[Data about app and page elements]
______________________________

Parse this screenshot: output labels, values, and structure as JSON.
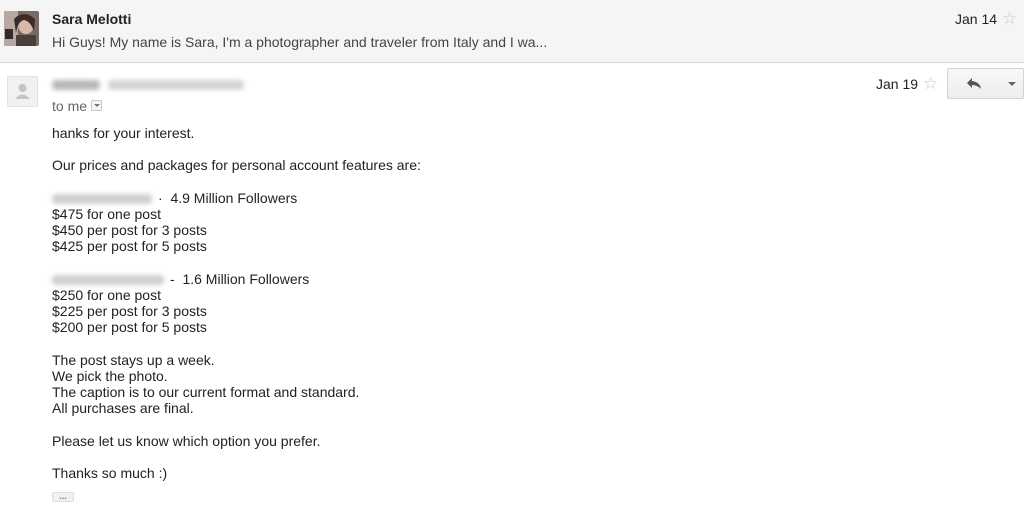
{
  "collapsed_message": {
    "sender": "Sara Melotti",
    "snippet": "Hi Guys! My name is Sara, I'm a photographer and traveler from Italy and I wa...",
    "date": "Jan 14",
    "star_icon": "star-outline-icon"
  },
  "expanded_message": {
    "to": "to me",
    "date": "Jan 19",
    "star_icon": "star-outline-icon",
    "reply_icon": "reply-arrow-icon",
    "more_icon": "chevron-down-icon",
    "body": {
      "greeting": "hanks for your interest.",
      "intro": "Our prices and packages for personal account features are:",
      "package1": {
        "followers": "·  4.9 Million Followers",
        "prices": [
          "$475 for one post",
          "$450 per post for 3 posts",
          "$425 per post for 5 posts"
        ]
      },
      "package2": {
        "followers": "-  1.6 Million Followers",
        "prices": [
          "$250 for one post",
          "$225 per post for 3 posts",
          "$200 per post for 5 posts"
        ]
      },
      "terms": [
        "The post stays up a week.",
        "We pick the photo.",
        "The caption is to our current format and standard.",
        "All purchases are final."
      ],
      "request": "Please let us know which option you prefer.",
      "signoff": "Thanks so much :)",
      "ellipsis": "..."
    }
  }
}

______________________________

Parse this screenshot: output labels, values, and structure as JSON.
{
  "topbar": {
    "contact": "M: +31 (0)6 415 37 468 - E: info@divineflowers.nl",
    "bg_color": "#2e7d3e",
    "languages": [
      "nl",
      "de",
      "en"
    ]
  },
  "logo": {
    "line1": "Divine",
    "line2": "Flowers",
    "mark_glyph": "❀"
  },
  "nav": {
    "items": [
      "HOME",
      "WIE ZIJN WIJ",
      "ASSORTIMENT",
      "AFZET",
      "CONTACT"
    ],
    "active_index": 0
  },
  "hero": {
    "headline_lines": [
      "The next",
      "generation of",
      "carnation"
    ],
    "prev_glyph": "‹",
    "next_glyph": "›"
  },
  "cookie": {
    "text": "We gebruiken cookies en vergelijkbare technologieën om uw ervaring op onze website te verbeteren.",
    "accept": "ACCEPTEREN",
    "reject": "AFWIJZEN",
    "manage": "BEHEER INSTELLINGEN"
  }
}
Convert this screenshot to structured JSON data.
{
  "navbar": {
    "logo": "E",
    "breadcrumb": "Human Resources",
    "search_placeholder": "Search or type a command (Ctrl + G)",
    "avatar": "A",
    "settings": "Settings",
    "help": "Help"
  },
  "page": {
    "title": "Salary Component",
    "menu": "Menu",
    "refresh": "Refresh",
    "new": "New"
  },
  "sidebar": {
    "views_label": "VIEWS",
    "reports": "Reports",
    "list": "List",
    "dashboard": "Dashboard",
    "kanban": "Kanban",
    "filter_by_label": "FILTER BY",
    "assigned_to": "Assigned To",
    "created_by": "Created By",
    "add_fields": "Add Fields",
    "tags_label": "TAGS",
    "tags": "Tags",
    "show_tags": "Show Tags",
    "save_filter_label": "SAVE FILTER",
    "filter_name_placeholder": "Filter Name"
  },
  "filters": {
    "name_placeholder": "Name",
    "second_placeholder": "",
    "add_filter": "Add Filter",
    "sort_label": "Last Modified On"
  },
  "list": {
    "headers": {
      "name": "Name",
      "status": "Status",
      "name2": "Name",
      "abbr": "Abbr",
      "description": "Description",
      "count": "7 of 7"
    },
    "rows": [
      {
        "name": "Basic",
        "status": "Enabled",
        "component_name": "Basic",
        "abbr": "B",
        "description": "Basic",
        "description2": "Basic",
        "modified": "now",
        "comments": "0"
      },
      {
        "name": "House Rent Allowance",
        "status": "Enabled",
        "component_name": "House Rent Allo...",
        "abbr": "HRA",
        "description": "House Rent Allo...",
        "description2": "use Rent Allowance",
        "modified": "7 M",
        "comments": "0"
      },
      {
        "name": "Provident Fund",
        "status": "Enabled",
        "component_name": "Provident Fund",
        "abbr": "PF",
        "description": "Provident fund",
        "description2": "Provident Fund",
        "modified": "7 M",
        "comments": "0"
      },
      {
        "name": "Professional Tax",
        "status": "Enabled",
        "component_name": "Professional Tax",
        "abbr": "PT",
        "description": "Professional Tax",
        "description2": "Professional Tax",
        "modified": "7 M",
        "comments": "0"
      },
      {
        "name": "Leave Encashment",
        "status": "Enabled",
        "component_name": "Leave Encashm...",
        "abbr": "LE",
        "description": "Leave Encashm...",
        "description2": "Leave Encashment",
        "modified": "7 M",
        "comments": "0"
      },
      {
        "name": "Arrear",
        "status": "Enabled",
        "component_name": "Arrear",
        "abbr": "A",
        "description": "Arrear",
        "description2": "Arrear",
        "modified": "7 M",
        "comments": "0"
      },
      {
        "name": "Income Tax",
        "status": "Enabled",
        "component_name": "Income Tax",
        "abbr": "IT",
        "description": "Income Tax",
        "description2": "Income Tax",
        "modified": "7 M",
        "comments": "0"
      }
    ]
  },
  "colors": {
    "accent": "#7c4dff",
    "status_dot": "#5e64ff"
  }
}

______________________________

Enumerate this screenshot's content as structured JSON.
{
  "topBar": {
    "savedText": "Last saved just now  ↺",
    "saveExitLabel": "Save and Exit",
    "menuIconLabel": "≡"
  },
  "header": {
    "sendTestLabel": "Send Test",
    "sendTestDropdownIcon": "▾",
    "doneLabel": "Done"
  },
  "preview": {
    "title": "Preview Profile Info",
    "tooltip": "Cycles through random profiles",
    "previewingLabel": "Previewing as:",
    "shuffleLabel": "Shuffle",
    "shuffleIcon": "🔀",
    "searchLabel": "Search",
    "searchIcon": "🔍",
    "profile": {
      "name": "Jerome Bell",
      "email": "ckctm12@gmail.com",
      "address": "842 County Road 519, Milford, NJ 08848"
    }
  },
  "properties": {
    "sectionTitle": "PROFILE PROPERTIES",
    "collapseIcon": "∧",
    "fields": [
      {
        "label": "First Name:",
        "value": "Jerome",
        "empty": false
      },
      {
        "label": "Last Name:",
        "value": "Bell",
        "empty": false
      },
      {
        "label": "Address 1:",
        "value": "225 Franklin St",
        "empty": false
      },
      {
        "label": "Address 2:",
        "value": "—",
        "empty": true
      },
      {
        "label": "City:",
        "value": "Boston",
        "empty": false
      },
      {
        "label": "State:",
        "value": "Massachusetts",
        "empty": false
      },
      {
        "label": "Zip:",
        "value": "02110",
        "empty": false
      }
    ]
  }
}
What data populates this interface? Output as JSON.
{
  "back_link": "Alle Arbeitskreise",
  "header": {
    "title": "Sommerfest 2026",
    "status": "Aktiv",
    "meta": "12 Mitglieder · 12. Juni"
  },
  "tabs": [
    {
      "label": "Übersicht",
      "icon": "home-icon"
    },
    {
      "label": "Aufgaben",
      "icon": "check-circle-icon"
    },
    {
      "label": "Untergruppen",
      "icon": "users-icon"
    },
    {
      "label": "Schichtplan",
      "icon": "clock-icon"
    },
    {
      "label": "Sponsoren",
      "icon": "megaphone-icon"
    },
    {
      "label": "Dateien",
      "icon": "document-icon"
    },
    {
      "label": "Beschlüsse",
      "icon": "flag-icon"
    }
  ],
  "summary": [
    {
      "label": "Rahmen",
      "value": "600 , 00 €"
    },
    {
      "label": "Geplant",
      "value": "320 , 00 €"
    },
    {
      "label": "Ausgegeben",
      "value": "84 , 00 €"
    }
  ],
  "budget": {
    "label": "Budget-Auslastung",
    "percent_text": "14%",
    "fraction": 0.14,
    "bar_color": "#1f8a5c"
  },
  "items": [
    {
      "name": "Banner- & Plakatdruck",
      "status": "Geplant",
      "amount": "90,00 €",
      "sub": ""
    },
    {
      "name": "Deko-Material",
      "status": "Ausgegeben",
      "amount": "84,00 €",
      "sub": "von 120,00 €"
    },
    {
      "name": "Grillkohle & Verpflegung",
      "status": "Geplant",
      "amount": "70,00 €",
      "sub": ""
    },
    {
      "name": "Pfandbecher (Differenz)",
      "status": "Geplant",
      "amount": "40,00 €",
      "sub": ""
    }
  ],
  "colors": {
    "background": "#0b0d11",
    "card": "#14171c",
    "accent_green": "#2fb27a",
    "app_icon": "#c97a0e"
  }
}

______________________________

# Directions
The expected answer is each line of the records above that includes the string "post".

# Output below
          "$475 for one post",
          "$450 per post for 3 posts",
          "$425 per post for 5 posts"
          "$250 for one post",
          "$225 per post for 3 posts",
          "$200 per post for 5 posts"
        "The post stays up a week.",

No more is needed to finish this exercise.